Respiratory Protection Reduces Inhalation of Aerosols
In order to understand how respirators can be used to protect healthcare personnel, it is important to understand what a respirator is and what it is not. One important distinction that must be made when discussing respirator use in healthcare settings is the difference between respirators and face masks. Face masks include surgical masks, which are fluid resistant, and procedure or isolation masks which are not fluid resistant. While some people may call both respirators and face masks “masks,” this is incorrect as they are very different in their design, performance and purpose.
The purpose of a facemask, when worn by healthcare personnel, is twofold. As part of “Droplet Precautions” (explained in more detail later in this document), the surgical mask is worn to protect the wearer from large droplets or sprays of infectious body fluids from patients that otherwise could be directly transmitted to the mucous membranes in the wearer’s nose or mouth. In other instances, a face mask is worn by healthcare personnel to protect patients by reducing the amount of large droplets with infectious agents the wearer could introduce into the room by talking, sneezing, or coughing; this protection is especially important where sterile fields must be maintained, such as operating rooms.
The purpose of a face mask, when worn by a patient suspected or confirmed with an illness such as in influenza or tuberculosis, is to reduce the amount of large infectious particles released as the patient talks, sneezes, or coughs; this limits their concentration in the room air and reduces the infection risk to others who are present.
However, face masks by design do not seal tightly to the wearer’s face. Therefore, they allow unfiltered air to easily flow around the sides of the face mask into the breathing zone and respiratory tract of the wearer. In addition, the materials used for face masks are not regulated for their ability to filter particles and are known to vary greatly between models. This makes it possible for small particles to pass through or around the face mask and be inhaled by the wearer.
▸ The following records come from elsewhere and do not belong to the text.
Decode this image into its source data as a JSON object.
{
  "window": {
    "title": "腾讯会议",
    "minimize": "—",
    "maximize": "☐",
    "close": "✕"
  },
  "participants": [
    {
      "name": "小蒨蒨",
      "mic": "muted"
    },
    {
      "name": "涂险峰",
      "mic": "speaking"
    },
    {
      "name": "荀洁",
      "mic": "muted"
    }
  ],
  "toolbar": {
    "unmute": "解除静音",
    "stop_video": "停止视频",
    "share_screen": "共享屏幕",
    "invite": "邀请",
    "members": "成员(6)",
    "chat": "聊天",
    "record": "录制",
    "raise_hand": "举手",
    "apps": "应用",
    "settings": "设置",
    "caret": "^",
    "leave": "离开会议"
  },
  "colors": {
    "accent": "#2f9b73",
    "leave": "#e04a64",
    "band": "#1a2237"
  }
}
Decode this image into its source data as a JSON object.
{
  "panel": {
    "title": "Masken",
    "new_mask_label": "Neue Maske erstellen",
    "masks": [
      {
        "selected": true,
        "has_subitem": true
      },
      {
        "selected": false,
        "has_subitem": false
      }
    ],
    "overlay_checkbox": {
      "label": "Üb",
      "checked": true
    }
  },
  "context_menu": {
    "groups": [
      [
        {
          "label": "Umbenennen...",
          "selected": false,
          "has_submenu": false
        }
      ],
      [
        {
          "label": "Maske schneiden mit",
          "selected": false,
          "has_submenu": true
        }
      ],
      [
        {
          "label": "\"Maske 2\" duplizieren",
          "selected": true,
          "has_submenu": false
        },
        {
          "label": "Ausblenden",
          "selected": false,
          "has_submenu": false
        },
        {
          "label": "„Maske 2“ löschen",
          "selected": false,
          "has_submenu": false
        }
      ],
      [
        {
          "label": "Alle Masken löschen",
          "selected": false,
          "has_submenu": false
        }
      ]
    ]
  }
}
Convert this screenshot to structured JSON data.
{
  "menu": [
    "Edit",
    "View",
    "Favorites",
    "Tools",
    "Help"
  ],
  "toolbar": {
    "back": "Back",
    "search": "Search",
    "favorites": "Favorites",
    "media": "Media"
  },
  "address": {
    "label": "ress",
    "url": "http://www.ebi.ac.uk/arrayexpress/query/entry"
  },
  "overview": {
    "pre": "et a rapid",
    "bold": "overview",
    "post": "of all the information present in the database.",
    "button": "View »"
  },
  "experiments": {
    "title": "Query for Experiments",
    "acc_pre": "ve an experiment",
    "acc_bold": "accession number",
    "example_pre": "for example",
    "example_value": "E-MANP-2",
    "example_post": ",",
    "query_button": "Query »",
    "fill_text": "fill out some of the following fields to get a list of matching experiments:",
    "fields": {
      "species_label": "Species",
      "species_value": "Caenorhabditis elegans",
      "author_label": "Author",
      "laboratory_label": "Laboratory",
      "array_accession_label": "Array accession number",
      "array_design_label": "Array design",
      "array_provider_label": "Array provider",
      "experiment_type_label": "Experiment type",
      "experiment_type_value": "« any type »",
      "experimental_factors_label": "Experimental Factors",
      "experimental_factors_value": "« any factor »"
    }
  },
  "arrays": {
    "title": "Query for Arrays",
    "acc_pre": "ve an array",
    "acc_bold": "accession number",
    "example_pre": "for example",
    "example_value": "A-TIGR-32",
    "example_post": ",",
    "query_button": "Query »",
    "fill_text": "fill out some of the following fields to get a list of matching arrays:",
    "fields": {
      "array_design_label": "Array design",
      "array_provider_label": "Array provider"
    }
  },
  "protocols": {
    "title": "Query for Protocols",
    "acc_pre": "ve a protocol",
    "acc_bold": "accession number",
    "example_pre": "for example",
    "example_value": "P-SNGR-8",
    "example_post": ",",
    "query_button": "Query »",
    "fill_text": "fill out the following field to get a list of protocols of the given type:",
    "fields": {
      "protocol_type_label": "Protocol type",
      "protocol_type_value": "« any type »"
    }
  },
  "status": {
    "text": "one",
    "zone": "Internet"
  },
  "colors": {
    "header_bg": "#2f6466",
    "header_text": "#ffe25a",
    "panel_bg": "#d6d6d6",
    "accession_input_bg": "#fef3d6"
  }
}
This is why they are not considered respiratory protection— face masks do NOT provide the wearer with a reliable level of protection from inhaling smaller particles, including those emitted into the room air by a patient who is exhaling or coughing, or generated during certain medical procedures.
The purpose of a respirator when worn by healthcare personnel, for example a N95 filtering facepiece respirator, is typically to protect the wearer by reducing the concentration of infectious particles in the air inhaled by the wearer. These particles may come from infectious patients who are exhaling, talking, sneezing, or coughing in the rooms in which healthcare personnel are working; from medical procedures performed on infectious patients (e.g., using bone saws or performing bronchoscopies); or from laboratory procedures (e.g., operating centrifuges, blenders, or aspiration equipment) that may aerosolize pathogens.
Respirators are designed and regulated to provide a known level of protection when
used within the context of a comprehensive and effective respiratory protection program. For example, filtering facepiece respirators are designed to seal tightly to the face when the proper model and size is selected for the individual by using a t test procedure. The wearer can then be assured that inhaled air is forced through the filtering material, which allows contaminants to be captured and reduces exposure to both large droplets and small infectious particles.